*** Supplied material ***
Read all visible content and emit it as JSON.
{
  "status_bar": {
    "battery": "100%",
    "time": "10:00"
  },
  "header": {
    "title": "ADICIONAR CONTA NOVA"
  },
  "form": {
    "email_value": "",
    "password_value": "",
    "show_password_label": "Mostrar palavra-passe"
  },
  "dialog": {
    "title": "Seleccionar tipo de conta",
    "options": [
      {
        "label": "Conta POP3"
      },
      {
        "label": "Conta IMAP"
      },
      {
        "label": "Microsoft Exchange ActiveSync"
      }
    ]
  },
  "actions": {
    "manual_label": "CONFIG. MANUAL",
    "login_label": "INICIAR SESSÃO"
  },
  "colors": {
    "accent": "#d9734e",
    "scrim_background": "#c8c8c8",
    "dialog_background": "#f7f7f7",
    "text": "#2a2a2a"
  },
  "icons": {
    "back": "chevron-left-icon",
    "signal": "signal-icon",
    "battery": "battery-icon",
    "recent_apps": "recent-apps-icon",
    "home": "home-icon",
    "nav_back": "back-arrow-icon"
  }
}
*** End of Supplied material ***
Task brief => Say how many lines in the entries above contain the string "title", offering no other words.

Task answer => 2